-- Opening Marker --

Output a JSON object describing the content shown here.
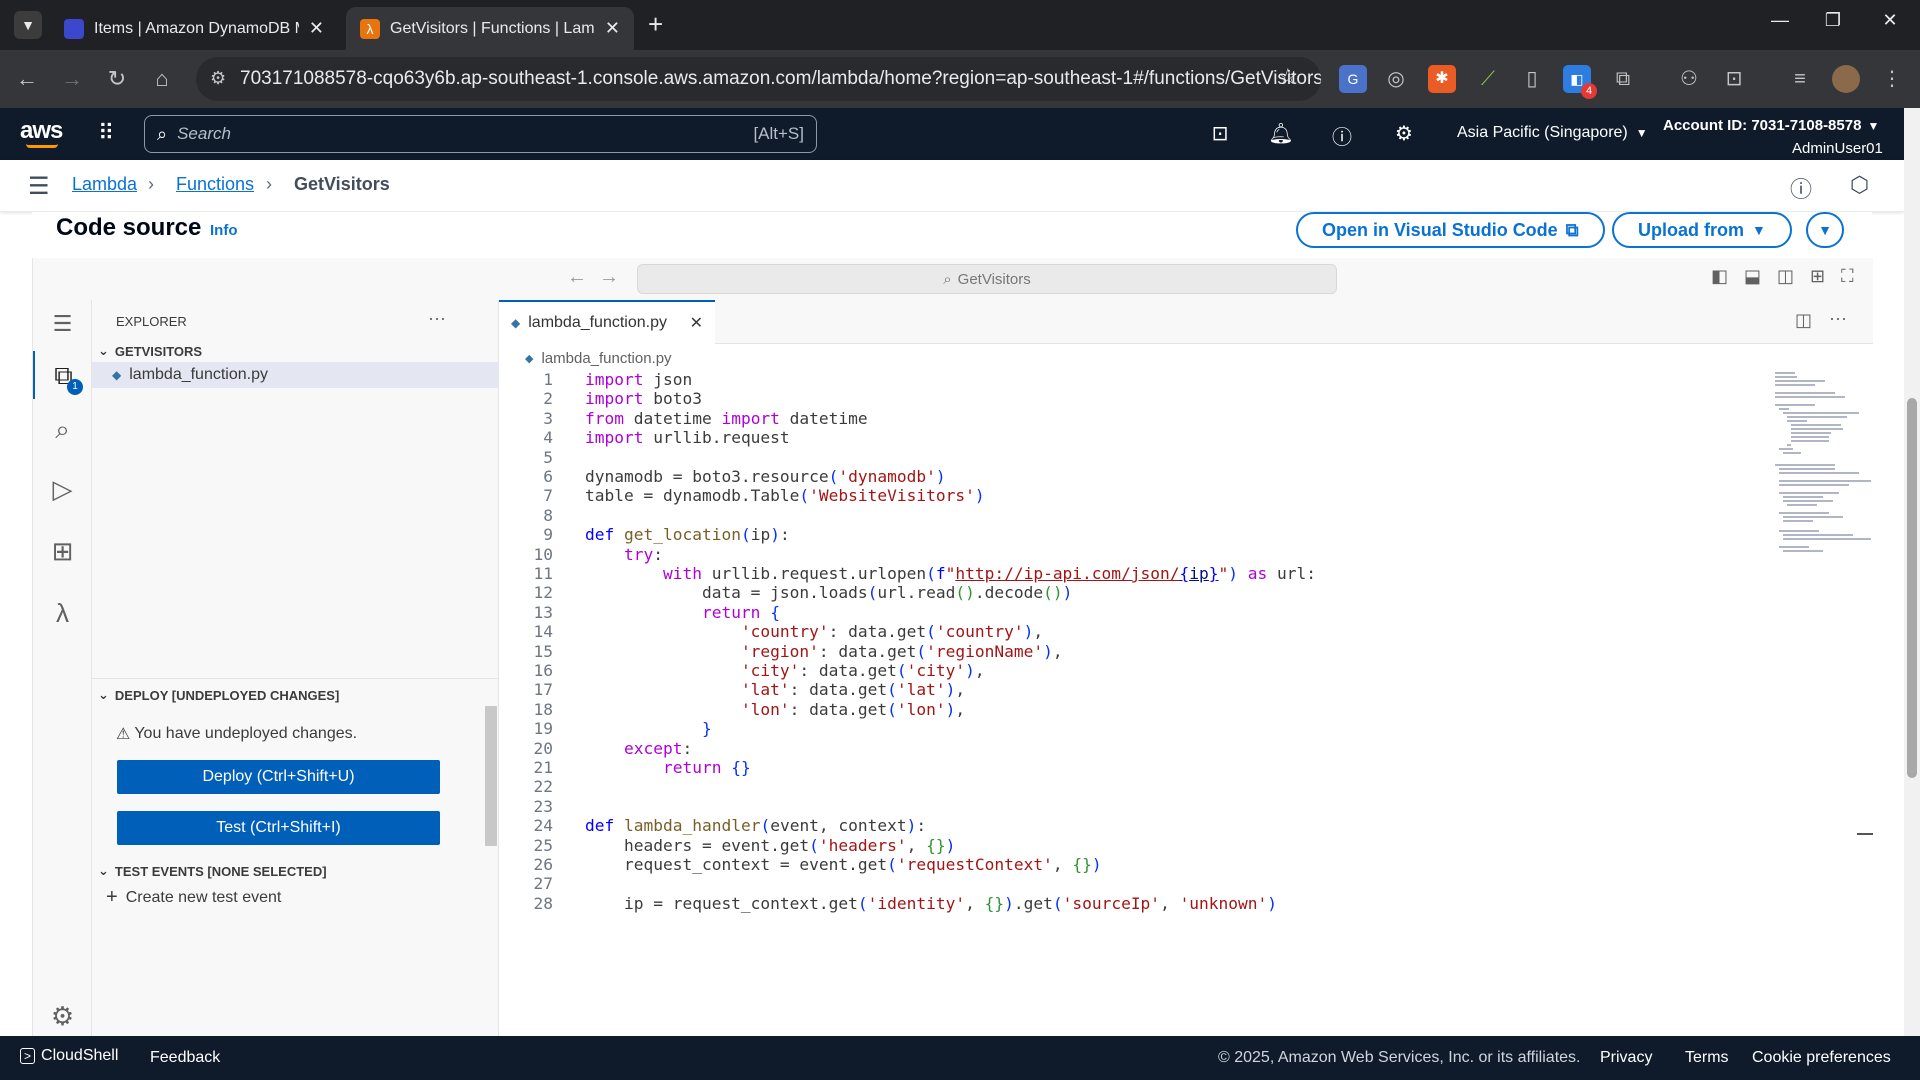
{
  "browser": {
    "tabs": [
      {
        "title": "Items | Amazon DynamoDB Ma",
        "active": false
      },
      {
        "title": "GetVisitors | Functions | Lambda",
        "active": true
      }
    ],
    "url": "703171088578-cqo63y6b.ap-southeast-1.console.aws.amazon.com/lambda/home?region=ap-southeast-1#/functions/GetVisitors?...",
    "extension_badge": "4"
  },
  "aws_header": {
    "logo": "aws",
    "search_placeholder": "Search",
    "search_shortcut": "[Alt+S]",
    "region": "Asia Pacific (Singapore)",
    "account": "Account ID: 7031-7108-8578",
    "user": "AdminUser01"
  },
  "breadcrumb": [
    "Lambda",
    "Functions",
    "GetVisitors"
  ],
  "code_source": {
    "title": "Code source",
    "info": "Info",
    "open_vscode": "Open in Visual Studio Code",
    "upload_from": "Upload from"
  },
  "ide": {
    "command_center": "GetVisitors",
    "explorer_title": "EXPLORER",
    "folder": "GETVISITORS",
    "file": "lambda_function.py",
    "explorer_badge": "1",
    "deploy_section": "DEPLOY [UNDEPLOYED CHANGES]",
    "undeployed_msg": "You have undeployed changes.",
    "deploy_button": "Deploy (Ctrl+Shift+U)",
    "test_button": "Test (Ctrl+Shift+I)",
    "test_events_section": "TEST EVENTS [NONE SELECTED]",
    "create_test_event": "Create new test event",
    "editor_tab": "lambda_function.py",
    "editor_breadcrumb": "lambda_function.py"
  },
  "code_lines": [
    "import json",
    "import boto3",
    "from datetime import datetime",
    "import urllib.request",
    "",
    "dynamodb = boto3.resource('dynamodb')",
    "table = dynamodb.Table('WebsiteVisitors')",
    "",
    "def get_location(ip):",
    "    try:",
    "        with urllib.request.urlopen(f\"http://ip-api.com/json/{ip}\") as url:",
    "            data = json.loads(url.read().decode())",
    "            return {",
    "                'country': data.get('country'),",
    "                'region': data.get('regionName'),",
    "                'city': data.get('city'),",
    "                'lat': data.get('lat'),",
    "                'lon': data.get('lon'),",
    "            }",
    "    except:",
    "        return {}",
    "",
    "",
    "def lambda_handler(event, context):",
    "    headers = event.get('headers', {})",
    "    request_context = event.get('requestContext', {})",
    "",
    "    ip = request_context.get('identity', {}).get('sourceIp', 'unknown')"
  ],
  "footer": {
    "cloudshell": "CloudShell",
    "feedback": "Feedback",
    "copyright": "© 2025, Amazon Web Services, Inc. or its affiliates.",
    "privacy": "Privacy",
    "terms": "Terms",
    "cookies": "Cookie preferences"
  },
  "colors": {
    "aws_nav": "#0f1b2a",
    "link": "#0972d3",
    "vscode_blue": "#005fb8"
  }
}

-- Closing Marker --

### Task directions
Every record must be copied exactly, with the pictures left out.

### Written response
Output a JSON object describing the content shown here.
{
  "browser": {
    "tabs": [
      {
        "title": "Items | Amazon DynamoDB Ma",
        "active": false
      },
      {
        "title": "GetVisitors | Functions | Lambda",
        "active": true
      }
    ],
    "url": "703171088578-cqo63y6b.ap-southeast-1.console.aws.amazon.com/lambda/home?region=ap-southeast-1#/functions/GetVisitors?...",
    "extension_badge": "4"
  },
  "aws_header": {
    "logo": "aws",
    "search_placeholder": "Search",
    "search_shortcut": "[Alt+S]",
    "region": "Asia Pacific (Singapore)",
    "account": "Account ID: 7031-7108-8578",
    "user": "AdminUser01"
  },
  "breadcrumb": [
    "Lambda",
    "Functions",
    "GetVisitors"
  ],
  "code_source": {
    "title": "Code source",
    "info": "Info",
    "open_vscode": "Open in Visual Studio Code",
    "upload_from": "Upload from"
  },
  "ide": {
    "command_center": "GetVisitors",
    "explorer_title": "EXPLORER",
    "folder": "GETVISITORS",
    "file": "lambda_function.py",
    "explorer_badge": "1",
    "deploy_section": "DEPLOY [UNDEPLOYED CHANGES]",
    "undeployed_msg": "You have undeployed changes.",
    "deploy_button": "Deploy (Ctrl+Shift+U)",
    "test_button": "Test (Ctrl+Shift+I)",
    "test_events_section": "TEST EVENTS [NONE SELECTED]",
    "create_test_event": "Create new test event",
    "editor_tab": "lambda_function.py",
    "editor_breadcrumb": "lambda_function.py"
  },
  "code_lines": [
    "import json",
    "import boto3",
    "from datetime import datetime",
    "import urllib.request",
    "",
    "dynamodb = boto3.resource('dynamodb')",
    "table = dynamodb.Table('WebsiteVisitors')",
    "",
    "def get_location(ip):",
    "    try:",
    "        with urllib.request.urlopen(f\"http://ip-api.com/json/{ip}\") as url:",
    "            data = json.loads(url.read().decode())",
    "            return {",
    "                'country': data.get('country'),",
    "                'region': data.get('regionName'),",
    "                'city': data.get('city'),",
    "                'lat': data.get('lat'),",
    "                'lon': data.get('lon'),",
    "            }",
    "    except:",
    "        return {}",
    "",
    "",
    "def lambda_handler(event, context):",
    "    headers = event.get('headers', {})",
    "    request_context = event.get('requestContext', {})",
    "",
    "    ip = request_context.get('identity', {}).get('sourceIp', 'unknown')"
  ],
  "footer": {
    "cloudshell": "CloudShell",
    "feedback": "Feedback",
    "copyright": "© 2025, Amazon Web Services, Inc. or its affiliates.",
    "privacy": "Privacy",
    "terms": "Terms",
    "cookies": "Cookie preferences"
  },
  "colors": {
    "aws_nav": "#0f1b2a",
    "link": "#0972d3",
    "vscode_blue": "#005fb8"
  }
}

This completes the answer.